#### DATASET EXCERPTS

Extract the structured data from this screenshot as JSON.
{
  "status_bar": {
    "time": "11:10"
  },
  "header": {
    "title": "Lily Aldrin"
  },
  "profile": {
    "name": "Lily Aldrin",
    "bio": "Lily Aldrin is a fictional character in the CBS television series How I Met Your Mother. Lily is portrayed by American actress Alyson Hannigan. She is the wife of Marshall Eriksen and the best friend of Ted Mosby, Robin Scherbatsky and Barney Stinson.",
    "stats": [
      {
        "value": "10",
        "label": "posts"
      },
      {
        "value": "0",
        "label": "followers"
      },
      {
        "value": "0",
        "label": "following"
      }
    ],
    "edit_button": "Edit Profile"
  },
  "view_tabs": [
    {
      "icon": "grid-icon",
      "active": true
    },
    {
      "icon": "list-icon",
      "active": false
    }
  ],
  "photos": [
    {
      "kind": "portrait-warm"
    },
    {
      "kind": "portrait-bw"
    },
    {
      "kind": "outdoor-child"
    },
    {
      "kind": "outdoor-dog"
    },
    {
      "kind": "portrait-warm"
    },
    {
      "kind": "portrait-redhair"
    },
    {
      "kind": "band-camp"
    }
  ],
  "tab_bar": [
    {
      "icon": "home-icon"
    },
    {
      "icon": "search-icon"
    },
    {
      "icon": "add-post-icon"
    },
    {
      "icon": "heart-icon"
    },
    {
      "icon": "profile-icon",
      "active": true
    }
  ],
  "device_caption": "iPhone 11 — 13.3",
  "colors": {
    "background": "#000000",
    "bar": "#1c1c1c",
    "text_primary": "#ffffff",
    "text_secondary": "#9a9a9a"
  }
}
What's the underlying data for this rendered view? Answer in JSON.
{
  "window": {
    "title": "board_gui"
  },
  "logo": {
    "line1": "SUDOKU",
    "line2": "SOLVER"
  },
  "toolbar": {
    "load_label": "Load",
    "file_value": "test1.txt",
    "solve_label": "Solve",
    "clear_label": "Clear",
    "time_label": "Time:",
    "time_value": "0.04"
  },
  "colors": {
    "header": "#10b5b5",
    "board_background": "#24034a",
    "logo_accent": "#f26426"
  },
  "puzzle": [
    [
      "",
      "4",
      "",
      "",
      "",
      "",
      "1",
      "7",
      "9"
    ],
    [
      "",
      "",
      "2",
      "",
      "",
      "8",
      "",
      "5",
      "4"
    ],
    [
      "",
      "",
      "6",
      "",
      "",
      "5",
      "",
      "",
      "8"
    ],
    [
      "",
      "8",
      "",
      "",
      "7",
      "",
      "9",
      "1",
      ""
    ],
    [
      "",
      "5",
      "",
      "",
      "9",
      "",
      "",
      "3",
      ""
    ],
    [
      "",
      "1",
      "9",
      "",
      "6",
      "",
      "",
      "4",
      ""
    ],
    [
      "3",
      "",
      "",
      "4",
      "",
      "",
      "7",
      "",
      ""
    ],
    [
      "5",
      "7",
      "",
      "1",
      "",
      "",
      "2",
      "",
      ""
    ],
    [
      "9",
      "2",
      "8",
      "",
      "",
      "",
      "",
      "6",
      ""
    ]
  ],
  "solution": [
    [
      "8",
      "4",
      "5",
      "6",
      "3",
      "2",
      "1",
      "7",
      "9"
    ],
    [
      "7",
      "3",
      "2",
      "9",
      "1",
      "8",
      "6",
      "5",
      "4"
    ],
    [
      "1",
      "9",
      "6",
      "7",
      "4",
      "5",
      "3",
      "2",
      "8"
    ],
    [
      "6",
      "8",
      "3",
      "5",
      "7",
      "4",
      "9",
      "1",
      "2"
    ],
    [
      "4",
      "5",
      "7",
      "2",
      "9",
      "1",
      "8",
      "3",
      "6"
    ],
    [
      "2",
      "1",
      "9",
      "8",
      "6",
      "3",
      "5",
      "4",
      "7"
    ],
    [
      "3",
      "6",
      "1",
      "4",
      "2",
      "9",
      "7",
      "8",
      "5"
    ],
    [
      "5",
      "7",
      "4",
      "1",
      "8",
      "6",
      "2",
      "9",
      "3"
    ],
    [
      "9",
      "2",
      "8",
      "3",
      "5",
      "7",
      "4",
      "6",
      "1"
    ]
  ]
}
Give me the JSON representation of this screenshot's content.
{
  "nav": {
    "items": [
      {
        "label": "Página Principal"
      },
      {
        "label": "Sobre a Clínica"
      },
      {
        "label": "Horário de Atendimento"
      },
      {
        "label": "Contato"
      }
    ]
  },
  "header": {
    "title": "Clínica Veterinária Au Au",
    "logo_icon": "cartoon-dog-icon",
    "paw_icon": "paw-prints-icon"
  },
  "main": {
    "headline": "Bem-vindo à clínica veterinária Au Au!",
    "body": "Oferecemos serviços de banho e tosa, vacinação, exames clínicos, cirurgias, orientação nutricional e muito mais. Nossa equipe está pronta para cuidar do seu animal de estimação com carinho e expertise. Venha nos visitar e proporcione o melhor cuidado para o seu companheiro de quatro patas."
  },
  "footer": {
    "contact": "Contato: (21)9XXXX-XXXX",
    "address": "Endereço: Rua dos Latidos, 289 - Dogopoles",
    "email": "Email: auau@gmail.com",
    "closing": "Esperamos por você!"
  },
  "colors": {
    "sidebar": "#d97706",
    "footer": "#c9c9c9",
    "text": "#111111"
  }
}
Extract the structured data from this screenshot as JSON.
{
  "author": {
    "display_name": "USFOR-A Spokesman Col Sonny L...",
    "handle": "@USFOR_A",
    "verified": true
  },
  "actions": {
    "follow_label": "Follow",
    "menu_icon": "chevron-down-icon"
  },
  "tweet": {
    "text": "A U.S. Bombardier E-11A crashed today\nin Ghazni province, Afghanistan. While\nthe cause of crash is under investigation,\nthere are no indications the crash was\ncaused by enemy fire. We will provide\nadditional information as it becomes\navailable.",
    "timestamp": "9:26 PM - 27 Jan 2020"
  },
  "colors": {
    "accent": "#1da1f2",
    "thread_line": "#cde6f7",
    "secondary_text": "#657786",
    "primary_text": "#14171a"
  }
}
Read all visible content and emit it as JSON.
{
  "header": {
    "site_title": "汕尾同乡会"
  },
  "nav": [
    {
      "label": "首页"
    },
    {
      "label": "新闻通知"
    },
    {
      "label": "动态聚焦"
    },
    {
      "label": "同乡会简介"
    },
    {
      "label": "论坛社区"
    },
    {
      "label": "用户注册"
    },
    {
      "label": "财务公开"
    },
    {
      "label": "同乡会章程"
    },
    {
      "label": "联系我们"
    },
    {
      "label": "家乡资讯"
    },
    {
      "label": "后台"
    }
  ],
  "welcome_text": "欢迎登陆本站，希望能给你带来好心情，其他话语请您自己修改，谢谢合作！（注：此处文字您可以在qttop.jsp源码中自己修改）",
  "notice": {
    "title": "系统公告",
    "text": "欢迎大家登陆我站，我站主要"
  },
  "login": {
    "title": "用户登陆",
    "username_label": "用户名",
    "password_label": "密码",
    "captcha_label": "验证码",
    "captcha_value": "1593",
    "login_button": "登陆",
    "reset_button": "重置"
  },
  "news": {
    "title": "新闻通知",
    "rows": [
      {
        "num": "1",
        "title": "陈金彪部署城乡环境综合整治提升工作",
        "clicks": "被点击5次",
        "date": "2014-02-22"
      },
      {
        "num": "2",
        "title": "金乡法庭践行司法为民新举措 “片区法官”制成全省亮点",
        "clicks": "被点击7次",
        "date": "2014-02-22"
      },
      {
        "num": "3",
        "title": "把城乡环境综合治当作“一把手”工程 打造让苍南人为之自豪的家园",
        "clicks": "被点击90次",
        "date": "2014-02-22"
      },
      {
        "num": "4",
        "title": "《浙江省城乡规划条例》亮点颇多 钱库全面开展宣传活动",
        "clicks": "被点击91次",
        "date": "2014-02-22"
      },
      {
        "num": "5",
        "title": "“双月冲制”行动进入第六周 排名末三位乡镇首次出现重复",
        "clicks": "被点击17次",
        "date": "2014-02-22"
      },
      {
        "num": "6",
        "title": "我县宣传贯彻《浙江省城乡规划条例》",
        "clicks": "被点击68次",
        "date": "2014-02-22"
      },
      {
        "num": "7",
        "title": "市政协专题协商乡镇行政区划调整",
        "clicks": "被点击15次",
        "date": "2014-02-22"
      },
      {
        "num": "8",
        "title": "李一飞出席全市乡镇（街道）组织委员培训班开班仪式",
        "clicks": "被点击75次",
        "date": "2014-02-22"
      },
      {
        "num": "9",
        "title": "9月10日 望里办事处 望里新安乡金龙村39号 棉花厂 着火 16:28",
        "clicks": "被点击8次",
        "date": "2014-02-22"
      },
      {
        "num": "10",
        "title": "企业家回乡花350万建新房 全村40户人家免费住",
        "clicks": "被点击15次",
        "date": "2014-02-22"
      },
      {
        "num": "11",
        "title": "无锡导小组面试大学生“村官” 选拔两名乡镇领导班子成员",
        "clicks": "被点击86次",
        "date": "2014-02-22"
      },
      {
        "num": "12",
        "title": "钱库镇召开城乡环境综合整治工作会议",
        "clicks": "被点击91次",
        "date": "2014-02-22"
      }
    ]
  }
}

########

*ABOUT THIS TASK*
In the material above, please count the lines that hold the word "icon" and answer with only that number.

*TASK RESULT*
10